* **Problem description**
Copy the records below exactly as they stand. Leave out the pictures.

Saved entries
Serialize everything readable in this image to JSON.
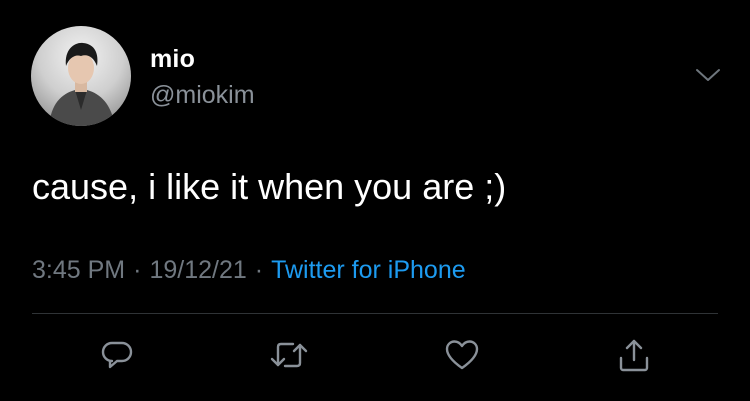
{
  "tweet": {
    "display_name": "mio",
    "handle": "@miokim",
    "text": "cause, i like it when you are ;)",
    "time": "3:45 PM",
    "date": "19/12/21",
    "separator": "·",
    "source": "Twitter for iPhone"
  },
  "icons": {
    "avatar": "profile-photo",
    "more": "chevron-down-icon",
    "reply": "reply-icon",
    "retweet": "retweet-icon",
    "like": "heart-icon",
    "share": "share-icon"
  },
  "colors": {
    "background": "#000000",
    "primary_text": "#ffffff",
    "secondary_text": "#8a9199",
    "meta_text": "#707880",
    "link": "#1d9bf0",
    "icon": "#8a9199",
    "divider": "#2f3336"
  }
}
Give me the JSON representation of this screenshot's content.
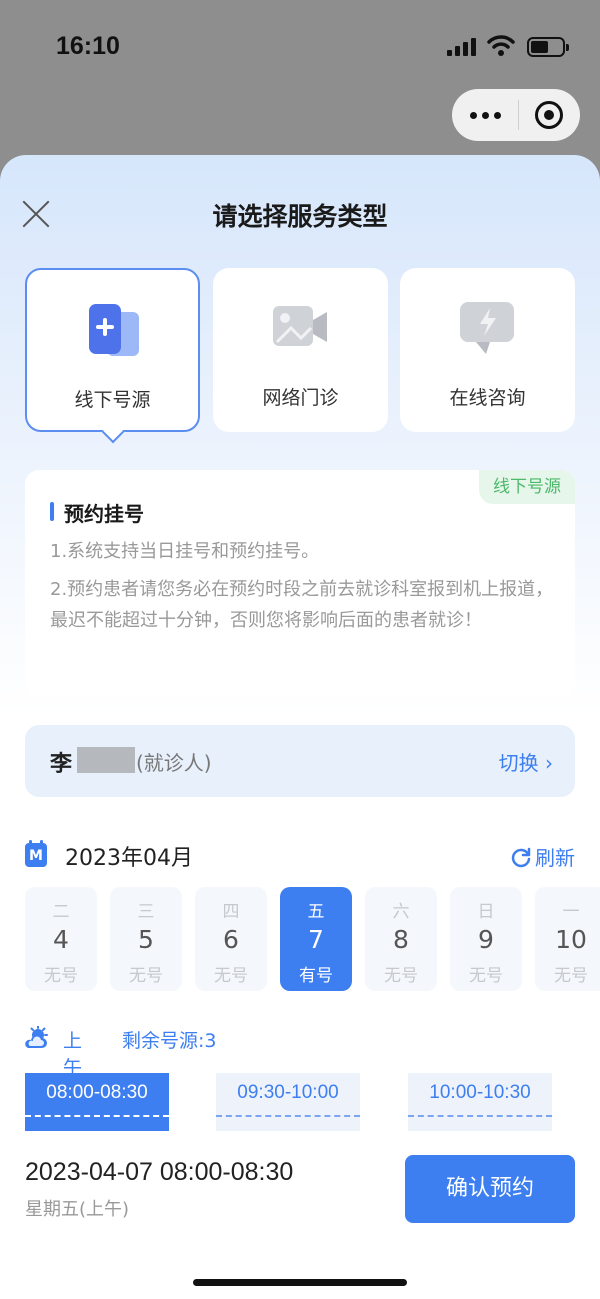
{
  "status_bar": {
    "time": "16:10"
  },
  "sheet": {
    "title": "请选择服务类型",
    "service_types": [
      {
        "label": "线下号源",
        "icon": "hospital-card-icon",
        "selected": true
      },
      {
        "label": "网络门诊",
        "icon": "video-icon",
        "selected": false
      },
      {
        "label": "在线咨询",
        "icon": "chat-bolt-icon",
        "selected": false
      }
    ]
  },
  "notice": {
    "tag": "线下号源",
    "title": "预约挂号",
    "items": [
      "1.系统支持当日挂号和预约挂号。",
      "2.预约患者请您务必在预约时段之前去就诊科室报到机上报道，最迟不能超过十分钟，否则您将影响后面的患者就诊！"
    ]
  },
  "patient": {
    "name": "李",
    "role": "(就诊人)",
    "switch_label": "切换 ›"
  },
  "calendar": {
    "month": "2023年04月",
    "icon_label": "M",
    "refresh_label": "刷新",
    "days": [
      {
        "weekday": "二",
        "date": "4",
        "status": "无号",
        "selected": false
      },
      {
        "weekday": "三",
        "date": "5",
        "status": "无号",
        "selected": false
      },
      {
        "weekday": "四",
        "date": "6",
        "status": "无号",
        "selected": false
      },
      {
        "weekday": "五",
        "date": "7",
        "status": "有号",
        "selected": true
      },
      {
        "weekday": "六",
        "date": "8",
        "status": "无号",
        "selected": false
      },
      {
        "weekday": "日",
        "date": "9",
        "status": "无号",
        "selected": false
      },
      {
        "weekday": "一",
        "date": "10",
        "status": "无号",
        "selected": false
      }
    ]
  },
  "session": {
    "label": "上午",
    "remaining": "剩余号源:3",
    "slots": [
      {
        "time": "08:00-08:30",
        "selected": true
      },
      {
        "time": "09:30-10:00",
        "selected": false
      },
      {
        "time": "10:00-10:30",
        "selected": false
      }
    ]
  },
  "selection": {
    "datetime": "2023-04-07 08:00-08:30",
    "weekday": "星期五(上午)",
    "confirm_label": "确认预约"
  },
  "colors": {
    "accent": "#3d7ef0",
    "tag_green": "#4cb86a",
    "muted": "#999999"
  }
}
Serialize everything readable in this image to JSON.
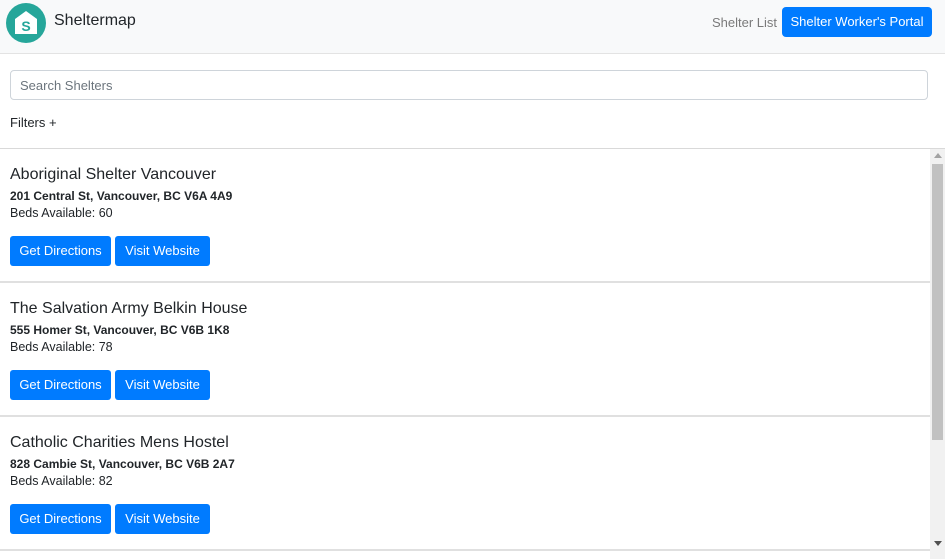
{
  "header": {
    "brand": "Sheltermap",
    "logo_icon": "house-s-logo-icon",
    "logo_color": "#26a69a",
    "nav_link": "Shelter List",
    "portal_button": "Shelter Worker's Portal",
    "accent": "#007bff"
  },
  "search": {
    "placeholder": "Search Shelters",
    "value": "",
    "filters_label": "Filters +"
  },
  "shelters": [
    {
      "name": "Aboriginal Shelter Vancouver",
      "address": "201 Central St, Vancouver, BC V6A 4A9",
      "beds": "Beds Available: 60",
      "directions_label": "Get Directions",
      "website_label": "Visit Website"
    },
    {
      "name": "The Salvation Army Belkin House",
      "address": "555 Homer St, Vancouver, BC V6B 1K8",
      "beds": "Beds Available: 78",
      "directions_label": "Get Directions",
      "website_label": "Visit Website"
    },
    {
      "name": "Catholic Charities Mens Hostel",
      "address": "828 Cambie St, Vancouver, BC V6B 2A7",
      "beds": "Beds Available: 82",
      "directions_label": "Get Directions",
      "website_label": "Visit Website"
    }
  ]
}
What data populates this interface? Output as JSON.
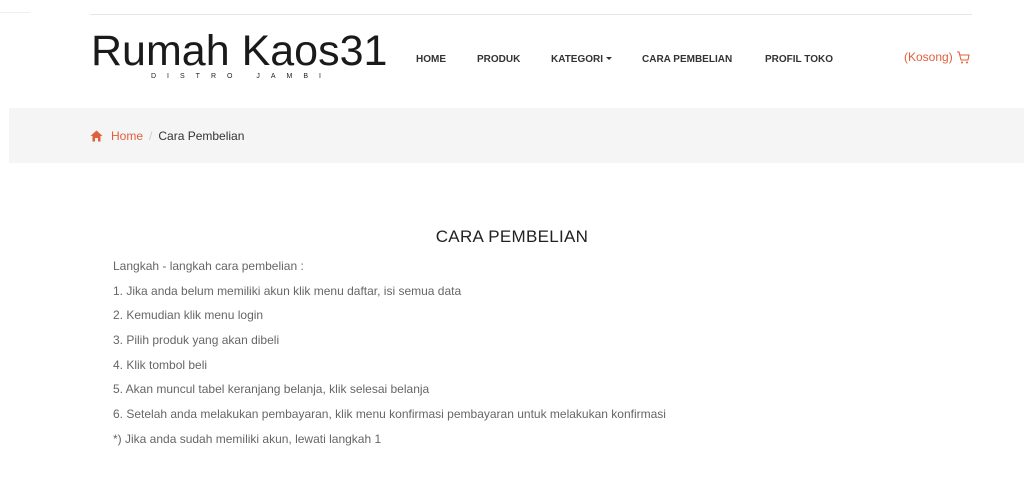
{
  "logo": {
    "title": "Rumah Kaos31",
    "subtitle": "DISTRO JAMBI"
  },
  "nav": {
    "items": [
      {
        "label": "HOME"
      },
      {
        "label": "PRODUK"
      },
      {
        "label": "KATEGORI"
      },
      {
        "label": "CARA PEMBELIAN"
      },
      {
        "label": "PROFIL TOKO"
      }
    ]
  },
  "cart": {
    "label": "(Kosong)",
    "icon": "cart-icon"
  },
  "breadcrumb": {
    "home_label": "Home",
    "separator": "/",
    "current": "Cara Pembelian",
    "home_icon": "home-icon"
  },
  "content": {
    "title": "CARA PEMBELIAN",
    "lines": [
      "Langkah - langkah cara pembelian :",
      "1. Jika anda belum memiliki akun klik menu daftar, isi semua data",
      "2. Kemudian klik menu login",
      "3. Pilih produk yang akan dibeli",
      "4. Klik tombol beli",
      "5. Akan muncul tabel keranjang belanja, klik selesai belanja",
      "6. Setelah anda melakukan pembayaran, klik menu konfirmasi pembayaran untuk melakukan konfirmasi",
      "*) Jika anda sudah memiliki akun, lewati langkah 1"
    ]
  },
  "colors": {
    "accent": "#e0603a",
    "breadcrumb_bg": "#f5f5f5",
    "text": "#666666"
  }
}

* **The answer**
Serialize everything readable in this image to JSON.
{
  "tweet": {
    "display_name": "mio",
    "handle": "@miokim",
    "text": "cause, i like it when you are ;)",
    "time": "3:45 PM",
    "date": "19/12/21",
    "separator": "·",
    "source": "Twitter for iPhone"
  },
  "icons": {
    "avatar": "profile-photo",
    "more": "chevron-down-icon",
    "reply": "reply-icon",
    "retweet": "retweet-icon",
    "like": "heart-icon",
    "share": "share-icon"
  },
  "colors": {
    "background": "#000000",
    "primary_text": "#ffffff",
    "secondary_text": "#8a9199",
    "meta_text": "#707880",
    "link": "#1d9bf0",
    "icon": "#8a9199",
    "divider": "#2f3336"
  }
}
Give me the JSON representation of this screenshot's content.
{
  "status_bar": {
    "time": "16:10"
  },
  "sheet": {
    "title": "请选择服务类型",
    "service_types": [
      {
        "label": "线下号源",
        "icon": "hospital-card-icon",
        "selected": true
      },
      {
        "label": "网络门诊",
        "icon": "video-icon",
        "selected": false
      },
      {
        "label": "在线咨询",
        "icon": "chat-bolt-icon",
        "selected": false
      }
    ]
  },
  "notice": {
    "tag": "线下号源",
    "title": "预约挂号",
    "items": [
      "1.系统支持当日挂号和预约挂号。",
      "2.预约患者请您务必在预约时段之前去就诊科室报到机上报道，最迟不能超过十分钟，否则您将影响后面的患者就诊！"
    ]
  },
  "patient": {
    "name": "李",
    "role": "(就诊人)",
    "switch_label": "切换 ›"
  },
  "calendar": {
    "month": "2023年04月",
    "icon_label": "M",
    "refresh_label": "刷新",
    "days": [
      {
        "weekday": "二",
        "date": "4",
        "status": "无号",
        "selected": false
      },
      {
        "weekday": "三",
        "date": "5",
        "status": "无号",
        "selected": false
      },
      {
        "weekday": "四",
        "date": "6",
        "status": "无号",
        "selected": false
      },
      {
        "weekday": "五",
        "date": "7",
        "status": "有号",
        "selected": true
      },
      {
        "weekday": "六",
        "date": "8",
        "status": "无号",
        "selected": false
      },
      {
        "weekday": "日",
        "date": "9",
        "status": "无号",
        "selected": false
      },
      {
        "weekday": "一",
        "date": "10",
        "status": "无号",
        "selected": false
      }
    ]
  },
  "session": {
    "label": "上午",
    "remaining": "剩余号源:3",
    "slots": [
      {
        "time": "08:00-08:30",
        "selected": true
      },
      {
        "time": "09:30-10:00",
        "selected": false
      },
      {
        "time": "10:00-10:30",
        "selected": false
      }
    ]
  },
  "selection": {
    "datetime": "2023-04-07 08:00-08:30",
    "weekday": "星期五(上午)",
    "confirm_label": "确认预约"
  },
  "colors": {
    "accent": "#3d7ef0",
    "tag_green": "#4cb86a",
    "muted": "#999999"
  }
}
Serialize everything readable in this image to JSON.
{
  "header": {
    "brand": "Sheltermap",
    "logo_icon": "house-s-logo-icon",
    "logo_color": "#26a69a",
    "nav_link": "Shelter List",
    "portal_button": "Shelter Worker's Portal",
    "accent": "#007bff"
  },
  "search": {
    "placeholder": "Search Shelters",
    "value": "",
    "filters_label": "Filters +"
  },
  "shelters": [
    {
      "name": "Aboriginal Shelter Vancouver",
      "address": "201 Central St, Vancouver, BC V6A 4A9",
      "beds": "Beds Available: 60",
      "directions_label": "Get Directions",
      "website_label": "Visit Website"
    },
    {
      "name": "The Salvation Army Belkin House",
      "address": "555 Homer St, Vancouver, BC V6B 1K8",
      "beds": "Beds Available: 78",
      "directions_label": "Get Directions",
      "website_label": "Visit Website"
    },
    {
      "name": "Catholic Charities Mens Hostel",
      "address": "828 Cambie St, Vancouver, BC V6B 2A7",
      "beds": "Beds Available: 82",
      "directions_label": "Get Directions",
      "website_label": "Visit Website"
    }
  ]
}
What data populates this interface? Output as JSON.
{
  "logo": {
    "title": "Rumah Kaos31",
    "subtitle": "DISTRO JAMBI"
  },
  "nav": {
    "items": [
      {
        "label": "HOME"
      },
      {
        "label": "PRODUK"
      },
      {
        "label": "KATEGORI"
      },
      {
        "label": "CARA PEMBELIAN"
      },
      {
        "label": "PROFIL TOKO"
      }
    ]
  },
  "cart": {
    "label": "(Kosong)",
    "icon": "cart-icon"
  },
  "breadcrumb": {
    "home_label": "Home",
    "separator": "/",
    "current": "Cara Pembelian",
    "home_icon": "home-icon"
  },
  "content": {
    "title": "CARA PEMBELIAN",
    "lines": [
      "Langkah - langkah cara pembelian :",
      "1. Jika anda belum memiliki akun klik menu daftar, isi semua data",
      "2. Kemudian klik menu login",
      "3. Pilih produk yang akan dibeli",
      "4. Klik tombol beli",
      "5. Akan muncul tabel keranjang belanja, klik selesai belanja",
      "6. Setelah anda melakukan pembayaran, klik menu konfirmasi pembayaran untuk melakukan konfirmasi",
      "*) Jika anda sudah memiliki akun, lewati langkah 1"
    ]
  },
  "colors": {
    "accent": "#e0603a",
    "breadcrumb_bg": "#f5f5f5",
    "text": "#666666"
  }
}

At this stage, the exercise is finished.